The lust for money and power moves men when a bulldozer wouldn’t move them otherwise. They will punish their bodies, spending most of their waking hours sitting in an office chair, then working out furiously in a gymnasium or on a jogging track, eating tiny breakfasts, tremendous “business” lunches, and high-calorie dinners, all in order to get ahead in the world and enjoy some of its pleasures for a season.
Holiness has never been the driving force of the majority. It is, however, mandatory for anyone who wants to enter the Kingdom. “Aim at . . . a holy life, for without that no one will see the Lord.”
“For you know what orders we gave you, in the name of the Lord Jesus,” wrote Paul to the Thessalonians. “this is the will of God, that you should be holy: you must abstain from fornication, each one of you must learn to gain mastery over his body, to hallow and honour it, not giving way to lust like the pagans who are ignorant of God. . . For God called us to holiness, not to impurity.”
Discipline, for a Christian, begins with the body. We have only one. It is this body that is the primary material given to us for sacrifice. If we didn’t have this, we wouldn’t have anything. We are meant to present it, offer it up, give it unconditionally to God for His purposes.
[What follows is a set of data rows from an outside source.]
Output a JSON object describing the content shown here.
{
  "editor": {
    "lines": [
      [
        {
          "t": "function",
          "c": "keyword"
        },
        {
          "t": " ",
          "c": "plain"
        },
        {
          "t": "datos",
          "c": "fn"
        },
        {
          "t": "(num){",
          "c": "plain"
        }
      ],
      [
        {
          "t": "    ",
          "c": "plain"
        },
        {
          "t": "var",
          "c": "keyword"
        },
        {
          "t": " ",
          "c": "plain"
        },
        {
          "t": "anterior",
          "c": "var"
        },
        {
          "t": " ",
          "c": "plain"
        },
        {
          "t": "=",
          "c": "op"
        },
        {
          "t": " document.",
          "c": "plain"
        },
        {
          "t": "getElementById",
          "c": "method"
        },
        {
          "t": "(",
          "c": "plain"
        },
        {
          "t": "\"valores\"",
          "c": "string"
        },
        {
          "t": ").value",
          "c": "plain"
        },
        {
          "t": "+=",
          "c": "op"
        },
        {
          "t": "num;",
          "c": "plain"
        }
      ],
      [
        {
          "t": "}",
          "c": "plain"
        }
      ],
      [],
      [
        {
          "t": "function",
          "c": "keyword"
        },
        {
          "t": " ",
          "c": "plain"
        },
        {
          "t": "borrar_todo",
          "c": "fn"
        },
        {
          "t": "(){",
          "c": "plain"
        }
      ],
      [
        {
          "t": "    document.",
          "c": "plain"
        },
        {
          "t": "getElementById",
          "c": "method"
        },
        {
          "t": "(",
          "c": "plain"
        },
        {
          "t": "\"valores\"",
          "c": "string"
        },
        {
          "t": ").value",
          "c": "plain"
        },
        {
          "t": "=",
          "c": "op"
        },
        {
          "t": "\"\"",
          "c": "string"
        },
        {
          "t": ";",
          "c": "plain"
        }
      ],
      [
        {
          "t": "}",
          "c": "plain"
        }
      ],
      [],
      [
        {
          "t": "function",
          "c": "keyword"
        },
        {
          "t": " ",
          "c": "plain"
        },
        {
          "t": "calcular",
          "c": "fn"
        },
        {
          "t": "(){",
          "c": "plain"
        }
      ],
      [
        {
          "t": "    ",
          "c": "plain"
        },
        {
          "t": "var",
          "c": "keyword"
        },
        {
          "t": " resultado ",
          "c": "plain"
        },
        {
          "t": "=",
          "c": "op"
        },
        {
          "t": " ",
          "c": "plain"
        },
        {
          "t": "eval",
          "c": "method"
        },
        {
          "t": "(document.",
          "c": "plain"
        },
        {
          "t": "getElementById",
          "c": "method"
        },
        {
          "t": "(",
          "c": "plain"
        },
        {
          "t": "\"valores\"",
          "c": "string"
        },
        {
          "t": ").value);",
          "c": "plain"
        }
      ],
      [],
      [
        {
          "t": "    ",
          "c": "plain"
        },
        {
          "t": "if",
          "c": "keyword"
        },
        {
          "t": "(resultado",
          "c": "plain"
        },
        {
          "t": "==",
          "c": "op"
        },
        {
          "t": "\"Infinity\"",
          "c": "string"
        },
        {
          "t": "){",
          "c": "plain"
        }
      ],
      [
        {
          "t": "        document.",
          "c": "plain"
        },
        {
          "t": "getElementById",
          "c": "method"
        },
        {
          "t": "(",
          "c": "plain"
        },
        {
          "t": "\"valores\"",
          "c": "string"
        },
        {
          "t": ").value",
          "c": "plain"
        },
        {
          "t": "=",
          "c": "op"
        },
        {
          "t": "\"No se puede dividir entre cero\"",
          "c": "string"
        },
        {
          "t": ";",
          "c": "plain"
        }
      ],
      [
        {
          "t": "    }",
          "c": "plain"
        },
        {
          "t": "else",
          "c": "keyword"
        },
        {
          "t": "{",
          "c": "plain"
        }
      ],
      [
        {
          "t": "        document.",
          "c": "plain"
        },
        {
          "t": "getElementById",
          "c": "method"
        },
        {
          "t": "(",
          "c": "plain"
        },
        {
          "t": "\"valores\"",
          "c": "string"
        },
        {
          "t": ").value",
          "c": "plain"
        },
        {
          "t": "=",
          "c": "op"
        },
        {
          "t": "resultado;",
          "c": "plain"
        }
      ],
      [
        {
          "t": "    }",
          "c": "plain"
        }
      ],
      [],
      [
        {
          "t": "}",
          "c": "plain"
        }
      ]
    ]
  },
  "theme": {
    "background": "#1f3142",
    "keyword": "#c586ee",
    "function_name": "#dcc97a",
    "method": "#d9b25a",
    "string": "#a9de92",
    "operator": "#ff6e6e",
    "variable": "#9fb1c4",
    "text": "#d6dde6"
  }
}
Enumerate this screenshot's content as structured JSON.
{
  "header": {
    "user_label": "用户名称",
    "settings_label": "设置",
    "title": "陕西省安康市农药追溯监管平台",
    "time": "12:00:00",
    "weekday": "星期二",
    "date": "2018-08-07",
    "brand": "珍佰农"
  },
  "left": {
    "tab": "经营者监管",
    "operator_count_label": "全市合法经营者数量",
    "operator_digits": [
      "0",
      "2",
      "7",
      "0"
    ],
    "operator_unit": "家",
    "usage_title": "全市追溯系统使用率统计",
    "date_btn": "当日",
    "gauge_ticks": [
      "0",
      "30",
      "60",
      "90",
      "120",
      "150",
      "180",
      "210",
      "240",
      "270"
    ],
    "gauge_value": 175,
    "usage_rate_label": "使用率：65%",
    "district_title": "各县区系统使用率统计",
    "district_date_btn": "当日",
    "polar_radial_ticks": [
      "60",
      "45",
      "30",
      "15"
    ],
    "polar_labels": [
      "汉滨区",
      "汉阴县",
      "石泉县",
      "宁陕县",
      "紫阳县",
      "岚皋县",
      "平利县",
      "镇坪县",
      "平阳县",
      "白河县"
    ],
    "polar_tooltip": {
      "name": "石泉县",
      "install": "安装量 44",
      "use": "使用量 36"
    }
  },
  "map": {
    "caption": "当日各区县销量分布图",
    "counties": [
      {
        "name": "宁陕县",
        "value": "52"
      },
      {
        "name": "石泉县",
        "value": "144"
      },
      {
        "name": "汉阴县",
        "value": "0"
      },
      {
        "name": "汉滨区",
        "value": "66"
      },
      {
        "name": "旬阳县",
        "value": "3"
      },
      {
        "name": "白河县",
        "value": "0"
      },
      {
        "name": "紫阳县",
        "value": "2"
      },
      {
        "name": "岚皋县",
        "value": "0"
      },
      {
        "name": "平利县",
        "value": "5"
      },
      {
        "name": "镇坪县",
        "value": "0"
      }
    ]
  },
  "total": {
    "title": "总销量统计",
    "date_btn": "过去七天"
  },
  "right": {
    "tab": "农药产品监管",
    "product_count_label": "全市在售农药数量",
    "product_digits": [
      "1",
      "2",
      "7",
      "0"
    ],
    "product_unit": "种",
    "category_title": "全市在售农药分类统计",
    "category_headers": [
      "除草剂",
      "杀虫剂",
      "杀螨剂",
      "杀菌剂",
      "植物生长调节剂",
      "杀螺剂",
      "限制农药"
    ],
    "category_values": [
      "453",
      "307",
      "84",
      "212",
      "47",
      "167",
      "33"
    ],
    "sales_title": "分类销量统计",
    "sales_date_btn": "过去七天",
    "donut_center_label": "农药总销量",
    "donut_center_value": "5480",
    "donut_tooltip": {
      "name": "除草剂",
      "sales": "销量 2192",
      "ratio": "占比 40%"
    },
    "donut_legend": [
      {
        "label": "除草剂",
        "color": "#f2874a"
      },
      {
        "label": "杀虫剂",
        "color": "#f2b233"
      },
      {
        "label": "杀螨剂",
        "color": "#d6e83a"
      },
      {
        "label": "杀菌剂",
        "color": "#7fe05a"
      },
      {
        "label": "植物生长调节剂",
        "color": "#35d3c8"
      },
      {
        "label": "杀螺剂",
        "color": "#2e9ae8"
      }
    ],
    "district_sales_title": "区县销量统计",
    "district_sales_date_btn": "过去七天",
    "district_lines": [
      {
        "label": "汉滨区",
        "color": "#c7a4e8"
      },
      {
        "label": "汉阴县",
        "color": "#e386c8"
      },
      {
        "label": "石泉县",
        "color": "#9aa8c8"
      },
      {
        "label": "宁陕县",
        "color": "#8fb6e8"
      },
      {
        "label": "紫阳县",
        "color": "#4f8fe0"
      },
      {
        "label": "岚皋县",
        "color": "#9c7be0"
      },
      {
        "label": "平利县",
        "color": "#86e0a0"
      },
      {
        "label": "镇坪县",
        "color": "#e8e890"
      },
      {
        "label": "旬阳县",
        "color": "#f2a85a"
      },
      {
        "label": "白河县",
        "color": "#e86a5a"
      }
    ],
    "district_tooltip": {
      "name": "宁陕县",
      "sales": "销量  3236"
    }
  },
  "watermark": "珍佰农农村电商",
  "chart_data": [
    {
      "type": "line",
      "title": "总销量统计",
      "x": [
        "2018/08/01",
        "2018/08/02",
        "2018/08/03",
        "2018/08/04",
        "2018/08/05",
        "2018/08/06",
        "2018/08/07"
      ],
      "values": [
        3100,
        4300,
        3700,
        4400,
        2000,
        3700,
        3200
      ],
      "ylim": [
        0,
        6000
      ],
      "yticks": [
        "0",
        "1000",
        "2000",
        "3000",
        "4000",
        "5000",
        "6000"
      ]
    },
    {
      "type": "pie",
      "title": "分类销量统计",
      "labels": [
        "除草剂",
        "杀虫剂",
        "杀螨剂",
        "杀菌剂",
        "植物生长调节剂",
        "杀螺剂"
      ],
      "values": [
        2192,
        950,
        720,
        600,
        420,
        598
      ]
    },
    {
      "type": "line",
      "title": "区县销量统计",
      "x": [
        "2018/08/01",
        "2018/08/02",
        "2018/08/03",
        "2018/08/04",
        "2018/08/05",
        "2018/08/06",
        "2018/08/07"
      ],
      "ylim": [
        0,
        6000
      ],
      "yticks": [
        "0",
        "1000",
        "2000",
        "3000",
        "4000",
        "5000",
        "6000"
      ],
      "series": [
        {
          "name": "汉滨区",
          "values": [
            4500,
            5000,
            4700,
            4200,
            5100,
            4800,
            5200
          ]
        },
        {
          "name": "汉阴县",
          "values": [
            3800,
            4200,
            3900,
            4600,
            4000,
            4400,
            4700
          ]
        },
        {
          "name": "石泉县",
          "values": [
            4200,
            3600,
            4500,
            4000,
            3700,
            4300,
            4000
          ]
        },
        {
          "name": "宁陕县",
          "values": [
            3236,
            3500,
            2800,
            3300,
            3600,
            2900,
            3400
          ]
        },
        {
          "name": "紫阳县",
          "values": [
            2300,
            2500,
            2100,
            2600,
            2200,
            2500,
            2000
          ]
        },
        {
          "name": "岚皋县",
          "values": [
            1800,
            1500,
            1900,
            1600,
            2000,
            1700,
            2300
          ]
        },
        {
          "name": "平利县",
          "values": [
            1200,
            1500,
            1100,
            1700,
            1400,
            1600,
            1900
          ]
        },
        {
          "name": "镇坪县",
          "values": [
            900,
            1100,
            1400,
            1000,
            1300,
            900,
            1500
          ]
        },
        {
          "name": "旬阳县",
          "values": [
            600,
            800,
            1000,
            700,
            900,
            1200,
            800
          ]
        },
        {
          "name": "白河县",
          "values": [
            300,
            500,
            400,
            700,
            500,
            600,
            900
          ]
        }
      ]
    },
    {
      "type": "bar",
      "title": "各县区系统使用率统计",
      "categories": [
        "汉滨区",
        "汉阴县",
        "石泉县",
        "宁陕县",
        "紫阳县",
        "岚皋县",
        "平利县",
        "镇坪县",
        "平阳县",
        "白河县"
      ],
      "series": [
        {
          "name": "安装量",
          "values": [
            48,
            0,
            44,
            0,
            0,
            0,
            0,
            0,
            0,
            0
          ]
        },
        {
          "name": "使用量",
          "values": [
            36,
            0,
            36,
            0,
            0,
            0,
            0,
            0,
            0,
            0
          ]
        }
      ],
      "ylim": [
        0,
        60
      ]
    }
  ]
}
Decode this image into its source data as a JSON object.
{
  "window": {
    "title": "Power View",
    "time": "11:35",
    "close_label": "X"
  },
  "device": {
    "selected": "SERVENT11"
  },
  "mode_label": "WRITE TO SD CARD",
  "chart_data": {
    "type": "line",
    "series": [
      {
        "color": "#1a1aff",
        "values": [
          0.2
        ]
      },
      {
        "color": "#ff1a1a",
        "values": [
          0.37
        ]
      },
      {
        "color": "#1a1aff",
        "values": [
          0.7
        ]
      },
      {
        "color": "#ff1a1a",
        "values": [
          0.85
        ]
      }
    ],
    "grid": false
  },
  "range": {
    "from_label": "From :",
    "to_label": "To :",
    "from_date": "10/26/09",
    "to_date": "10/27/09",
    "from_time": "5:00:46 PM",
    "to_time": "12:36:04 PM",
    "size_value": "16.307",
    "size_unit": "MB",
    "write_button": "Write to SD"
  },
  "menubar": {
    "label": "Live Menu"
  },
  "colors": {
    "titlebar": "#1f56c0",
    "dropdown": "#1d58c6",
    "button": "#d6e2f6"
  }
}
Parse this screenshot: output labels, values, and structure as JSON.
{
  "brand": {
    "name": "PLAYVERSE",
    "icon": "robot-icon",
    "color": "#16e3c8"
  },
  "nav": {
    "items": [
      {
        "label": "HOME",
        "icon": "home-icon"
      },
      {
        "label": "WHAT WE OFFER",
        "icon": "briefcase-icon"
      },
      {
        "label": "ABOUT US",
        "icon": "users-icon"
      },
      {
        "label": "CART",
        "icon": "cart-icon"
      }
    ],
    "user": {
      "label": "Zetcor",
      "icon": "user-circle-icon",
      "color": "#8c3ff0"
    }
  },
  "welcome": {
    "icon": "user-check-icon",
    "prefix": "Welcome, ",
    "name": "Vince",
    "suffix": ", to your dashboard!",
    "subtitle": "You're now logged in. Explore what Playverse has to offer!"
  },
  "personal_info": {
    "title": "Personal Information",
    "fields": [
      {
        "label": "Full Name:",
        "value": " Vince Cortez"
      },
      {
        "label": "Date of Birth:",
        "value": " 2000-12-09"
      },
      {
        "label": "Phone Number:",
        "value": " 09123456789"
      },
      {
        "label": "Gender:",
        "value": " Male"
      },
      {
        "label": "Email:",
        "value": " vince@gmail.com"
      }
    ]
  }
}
This, we are told, is an “act of spiritual worship.” The giving of this physical body, comprising blood, bone, and tissue, worth a few dollars in chemicals, becomes a spiritual act, “for such is the worship which you, as rational creatures, should offer.”
**Excerpt originally published in “Joyful Surrender: 7 Disciplines for the Believers Life” pg. 43-44.